# Quadratic formula

**Quadratic formula**as edited by PeterGilles (Talk | contribs) at 23:01, 21 January 2011. This URL is a permanent link to this version of this page.

The **quadratic formula** is the formula for finding the solutions of quadratic equations. Students are sometimes taught a method known as *factoring*, however this is quickly tedious or impossible if possible solutions are nonreal or decimal. Using the quadratic equation, the values *a*, *b*, and *c* (considering the quadratic form *ax ^{2}+bx+c*) are substituted into the equation, then solved.

## Usage

First, the quadratic equation must be reduced to this format:

Where *a*≠0 (if *a* were to equal zero, the equation would be linear). Then the coefficients *a*, *b*, and *c* can be substituted in the formula to find the solutions:

## Derivation

The formula is derived in the following way, which is known as completing the square:

- Now we need to get something of the form that matches the first two terms. We have
- So we need to get a match.
- Plugging that in, we get

- Now we need to get something of the form that matches the first two terms. We have

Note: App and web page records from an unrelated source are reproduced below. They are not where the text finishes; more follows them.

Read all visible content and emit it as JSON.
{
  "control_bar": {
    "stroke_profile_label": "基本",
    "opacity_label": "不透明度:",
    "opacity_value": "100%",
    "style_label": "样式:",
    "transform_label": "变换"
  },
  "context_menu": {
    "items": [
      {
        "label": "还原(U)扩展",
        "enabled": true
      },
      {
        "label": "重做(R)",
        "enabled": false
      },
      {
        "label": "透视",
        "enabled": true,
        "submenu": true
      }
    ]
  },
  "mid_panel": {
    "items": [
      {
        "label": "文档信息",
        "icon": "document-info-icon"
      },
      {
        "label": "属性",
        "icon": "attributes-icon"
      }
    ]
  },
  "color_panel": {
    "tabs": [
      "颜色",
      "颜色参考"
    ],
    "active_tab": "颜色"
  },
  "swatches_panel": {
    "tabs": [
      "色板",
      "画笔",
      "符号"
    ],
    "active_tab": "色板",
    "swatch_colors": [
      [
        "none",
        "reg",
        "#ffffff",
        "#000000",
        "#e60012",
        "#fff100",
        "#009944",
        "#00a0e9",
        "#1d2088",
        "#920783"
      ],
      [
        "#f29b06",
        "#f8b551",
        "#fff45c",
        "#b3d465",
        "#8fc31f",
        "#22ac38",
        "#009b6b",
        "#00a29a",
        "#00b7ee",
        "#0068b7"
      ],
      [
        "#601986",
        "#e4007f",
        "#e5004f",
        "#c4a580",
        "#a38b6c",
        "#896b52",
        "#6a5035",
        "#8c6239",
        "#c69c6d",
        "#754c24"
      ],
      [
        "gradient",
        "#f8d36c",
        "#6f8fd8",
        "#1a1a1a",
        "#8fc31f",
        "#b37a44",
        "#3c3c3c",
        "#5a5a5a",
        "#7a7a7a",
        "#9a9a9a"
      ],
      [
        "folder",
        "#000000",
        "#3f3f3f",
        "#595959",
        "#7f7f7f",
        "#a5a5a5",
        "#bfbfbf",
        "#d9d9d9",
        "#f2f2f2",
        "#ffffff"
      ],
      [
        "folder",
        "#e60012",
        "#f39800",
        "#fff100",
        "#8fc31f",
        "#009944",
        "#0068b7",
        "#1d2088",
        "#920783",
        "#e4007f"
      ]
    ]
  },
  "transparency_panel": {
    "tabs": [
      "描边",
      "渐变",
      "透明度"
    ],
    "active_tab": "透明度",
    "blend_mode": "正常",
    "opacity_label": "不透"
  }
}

You can check that the formula is correct by substituting the formula (with either sign for the square root) in place of **x** in and then gradually simplifying the rather complicated formula that results, step by step. Eventually, if all the steps are done correctly, it will simplify to 0.

## Application to Higher Degrees

The quadratic formula is most commonly used for solving quadratic equations, but can also be used for higher- or lower- degree powers in certain cases. This is achieved by replacing the *x* by another variable, for example *x ^{2}*.

For example, consider the equation:

Here, *x* is to the fourth and second powers. However, it is still possible to use the quadratic formula to solve this. If we suggest that:

Then we can substitute *u* into the equation, giving:

Note that *x ^{4}* equals

*(x*. Then, using the quadratic formula, we have:

^{2})^{2}Keeping in mind that *u* is *x* squared, we have:

When simplified, we find:

This strategy can also be used for powers lower than 2, for instance in the equation:

In this case, we could consider *u* to equal *x ^{1/3}*. The solution would be found in the same way as the earlier example.